Rayed Mohammed Abdullah Ali, a Yemeni, was deported to Saudi Arabia on May 30 because his presence in New Zealand posed a security threat, Immigration Minister David Cunliffe said.
He declined to give details, but said authorities did not have any evidence of any specific plans for a terrorist attack.
The US congressional probe into the Sept. 11, 2001, attacks in the US said Rayed Abdullah was a friend of Saudi Arabian Hani Hanjour, one of the terrorists aboard American Airlines flight 77 that was flown into the Pentagon, and attended a flight school in Arizona, where Hanjour also received training.
"He was directly associated with persons responsible for the terrorist attacks in the United States on Sept. 11, 2001," Cunliffe said in a statement.
Rayed Abdullah was deported one day after he was arrested in Palmerston North on New Zealand's North Island, where he was taking pilot training lessons.
"He was building up his flying hours flying with an instructor. He'd previously trained as a pilot in the United States," Cunliffe said.
Rayed Abdullah had used "a variation of his name in applying for entry to New Zealand" and his real identity had only become known after he arrived in the country, Cunliffe said.
He didn't say what had led to the discovery of his real name.
"Once his real identity became known, he was identified as having close connections to people involved with the Sept. 11, 2001, attacks in the United States, and had been named in the 9/11 Commission Report," Cunliffe said.

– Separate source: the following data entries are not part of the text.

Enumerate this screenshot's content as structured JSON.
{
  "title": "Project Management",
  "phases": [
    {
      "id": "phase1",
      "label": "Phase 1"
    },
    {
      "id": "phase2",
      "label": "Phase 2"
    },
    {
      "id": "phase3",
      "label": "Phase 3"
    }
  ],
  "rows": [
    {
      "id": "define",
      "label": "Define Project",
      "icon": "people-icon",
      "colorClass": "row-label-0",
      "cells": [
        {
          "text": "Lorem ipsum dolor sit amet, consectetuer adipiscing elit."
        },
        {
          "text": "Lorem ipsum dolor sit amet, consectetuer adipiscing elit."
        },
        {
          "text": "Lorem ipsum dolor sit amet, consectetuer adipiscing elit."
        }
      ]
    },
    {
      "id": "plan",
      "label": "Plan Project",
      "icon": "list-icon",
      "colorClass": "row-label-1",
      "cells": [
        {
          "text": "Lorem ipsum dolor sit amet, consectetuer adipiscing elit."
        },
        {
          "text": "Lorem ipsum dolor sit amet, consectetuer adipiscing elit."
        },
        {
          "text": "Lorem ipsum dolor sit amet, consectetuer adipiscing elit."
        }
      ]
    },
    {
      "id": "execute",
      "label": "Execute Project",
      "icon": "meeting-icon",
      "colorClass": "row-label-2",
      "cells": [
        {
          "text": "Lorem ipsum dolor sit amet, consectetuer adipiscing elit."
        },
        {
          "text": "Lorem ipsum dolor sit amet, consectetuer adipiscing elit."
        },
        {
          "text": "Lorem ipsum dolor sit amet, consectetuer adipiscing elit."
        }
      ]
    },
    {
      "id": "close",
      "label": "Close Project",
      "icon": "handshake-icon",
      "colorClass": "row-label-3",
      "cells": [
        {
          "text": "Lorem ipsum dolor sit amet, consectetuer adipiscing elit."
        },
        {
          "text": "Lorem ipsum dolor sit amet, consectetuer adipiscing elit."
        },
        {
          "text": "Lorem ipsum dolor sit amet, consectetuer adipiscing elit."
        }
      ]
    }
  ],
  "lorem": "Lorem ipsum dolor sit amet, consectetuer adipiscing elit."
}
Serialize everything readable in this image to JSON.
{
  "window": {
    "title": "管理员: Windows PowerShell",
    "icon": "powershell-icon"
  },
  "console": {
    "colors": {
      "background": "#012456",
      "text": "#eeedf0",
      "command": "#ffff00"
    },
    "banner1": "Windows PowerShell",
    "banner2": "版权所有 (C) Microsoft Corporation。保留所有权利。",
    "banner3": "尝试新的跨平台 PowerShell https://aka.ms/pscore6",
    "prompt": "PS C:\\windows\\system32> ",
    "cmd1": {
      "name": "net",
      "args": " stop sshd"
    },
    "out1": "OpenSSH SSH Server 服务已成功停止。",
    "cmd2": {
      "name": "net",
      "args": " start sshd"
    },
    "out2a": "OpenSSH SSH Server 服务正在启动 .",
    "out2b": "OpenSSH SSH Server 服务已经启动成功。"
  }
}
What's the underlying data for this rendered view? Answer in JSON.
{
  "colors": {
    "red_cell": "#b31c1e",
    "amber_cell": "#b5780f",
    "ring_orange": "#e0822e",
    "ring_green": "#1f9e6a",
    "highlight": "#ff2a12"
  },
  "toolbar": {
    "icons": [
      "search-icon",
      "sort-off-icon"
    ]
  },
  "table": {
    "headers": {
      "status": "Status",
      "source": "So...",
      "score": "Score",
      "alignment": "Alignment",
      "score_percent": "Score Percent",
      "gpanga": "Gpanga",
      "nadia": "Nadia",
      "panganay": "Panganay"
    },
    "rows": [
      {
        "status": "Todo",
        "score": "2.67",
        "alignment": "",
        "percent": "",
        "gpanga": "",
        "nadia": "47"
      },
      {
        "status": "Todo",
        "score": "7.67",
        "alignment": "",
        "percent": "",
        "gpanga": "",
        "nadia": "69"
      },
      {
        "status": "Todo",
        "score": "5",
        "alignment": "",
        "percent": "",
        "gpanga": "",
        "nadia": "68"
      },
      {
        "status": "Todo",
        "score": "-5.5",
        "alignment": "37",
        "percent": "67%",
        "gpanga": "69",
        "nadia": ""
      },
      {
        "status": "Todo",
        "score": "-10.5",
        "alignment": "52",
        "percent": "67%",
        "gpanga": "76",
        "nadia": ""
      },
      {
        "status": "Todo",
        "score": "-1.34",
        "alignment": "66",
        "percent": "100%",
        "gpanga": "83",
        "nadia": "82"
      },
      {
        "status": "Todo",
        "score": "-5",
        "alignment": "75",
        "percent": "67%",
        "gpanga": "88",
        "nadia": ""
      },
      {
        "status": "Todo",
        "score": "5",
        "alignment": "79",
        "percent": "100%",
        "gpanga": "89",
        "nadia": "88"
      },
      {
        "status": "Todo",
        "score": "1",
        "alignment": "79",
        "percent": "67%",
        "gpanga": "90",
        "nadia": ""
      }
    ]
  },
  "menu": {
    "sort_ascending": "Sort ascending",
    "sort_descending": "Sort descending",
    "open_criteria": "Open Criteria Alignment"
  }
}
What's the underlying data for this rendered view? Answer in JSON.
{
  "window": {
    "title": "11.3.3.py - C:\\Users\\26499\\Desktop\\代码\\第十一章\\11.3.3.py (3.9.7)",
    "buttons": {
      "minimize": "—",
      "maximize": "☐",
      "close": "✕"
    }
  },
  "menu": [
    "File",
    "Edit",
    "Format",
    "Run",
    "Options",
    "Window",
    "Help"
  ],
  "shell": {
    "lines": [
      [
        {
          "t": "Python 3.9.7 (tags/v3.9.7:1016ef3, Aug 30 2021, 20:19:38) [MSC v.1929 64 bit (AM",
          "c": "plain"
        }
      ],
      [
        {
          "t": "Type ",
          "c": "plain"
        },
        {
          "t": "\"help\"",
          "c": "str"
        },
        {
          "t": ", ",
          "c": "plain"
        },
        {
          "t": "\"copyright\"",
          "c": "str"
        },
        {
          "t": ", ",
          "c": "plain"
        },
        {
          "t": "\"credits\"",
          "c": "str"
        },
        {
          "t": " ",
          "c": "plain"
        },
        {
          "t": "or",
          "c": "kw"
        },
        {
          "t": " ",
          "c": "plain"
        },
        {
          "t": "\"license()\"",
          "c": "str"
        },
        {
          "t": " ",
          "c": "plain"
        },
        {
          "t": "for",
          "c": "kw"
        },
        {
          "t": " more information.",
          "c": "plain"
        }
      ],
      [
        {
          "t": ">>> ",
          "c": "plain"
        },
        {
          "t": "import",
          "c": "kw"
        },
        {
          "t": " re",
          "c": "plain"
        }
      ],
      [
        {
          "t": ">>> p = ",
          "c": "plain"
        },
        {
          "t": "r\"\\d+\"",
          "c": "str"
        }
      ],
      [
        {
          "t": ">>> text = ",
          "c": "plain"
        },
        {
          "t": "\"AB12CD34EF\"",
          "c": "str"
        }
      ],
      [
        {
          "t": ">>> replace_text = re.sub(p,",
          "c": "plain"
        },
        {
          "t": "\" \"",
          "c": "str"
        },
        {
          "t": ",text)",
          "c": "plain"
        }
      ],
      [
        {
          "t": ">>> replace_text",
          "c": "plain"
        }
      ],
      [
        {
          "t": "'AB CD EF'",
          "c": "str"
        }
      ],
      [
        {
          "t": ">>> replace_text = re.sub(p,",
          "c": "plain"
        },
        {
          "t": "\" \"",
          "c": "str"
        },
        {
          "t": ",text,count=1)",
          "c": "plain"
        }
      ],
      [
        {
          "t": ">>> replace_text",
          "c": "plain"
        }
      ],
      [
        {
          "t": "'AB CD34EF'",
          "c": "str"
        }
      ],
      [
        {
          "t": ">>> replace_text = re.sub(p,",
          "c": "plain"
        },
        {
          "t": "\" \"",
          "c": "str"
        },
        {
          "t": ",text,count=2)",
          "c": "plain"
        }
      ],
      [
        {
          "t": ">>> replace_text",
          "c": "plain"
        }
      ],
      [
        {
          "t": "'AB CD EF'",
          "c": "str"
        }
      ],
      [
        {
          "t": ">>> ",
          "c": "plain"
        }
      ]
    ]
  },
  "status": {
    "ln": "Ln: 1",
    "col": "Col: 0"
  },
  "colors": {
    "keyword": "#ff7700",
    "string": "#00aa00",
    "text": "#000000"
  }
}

The US Embassy in the capital, Wellington, "is not providing any comment at this time," spokeswoman Janine Burns said.
Rayed Abdullah entered New Zealand in February, telling immigration officials he was coming to the country to study English, and took up residency in Auckland, where he began taking language classes.
He then moved to Palmerston North, 540km south of the city, where he joined a pilot training program at the Manawatu Aero Club, Cunliffe said.
He said the nature of Rayed Abdullah's activities in New Zealand was part of the reason for his deportation. The minister declined to give details.
"What I will say is that we don't have any evidence of a specific terrorist threat by the gentleman in New Zealand nor are we saying he was undertaking terrorist activities," Cunliffe told National Radio.
Manawatu Districts Aero Club president Grant Hadfield said Rayed Abdullah had flown light trainer airplanes with an instructor at the club for five or six hours.
He said the man's background had been checked by the club's chief instructor, who found no reason to believe he posed any threat. The student had 79 hours of flying time on his US flight log book, Hadfield said.
"We had no reason to suggest there was anything to suspect" about the man, Hadfield said. "He was always polite, courteous and confident as a person and a pilot."
The Sept. 11 Commission report said that Rayed Abdullah entered the US in late 1997 and obtained his private pilot's license in December 1998 after training in Arizona. He then went to work as a computer programmer before resuming flight training in mid-2001, it said.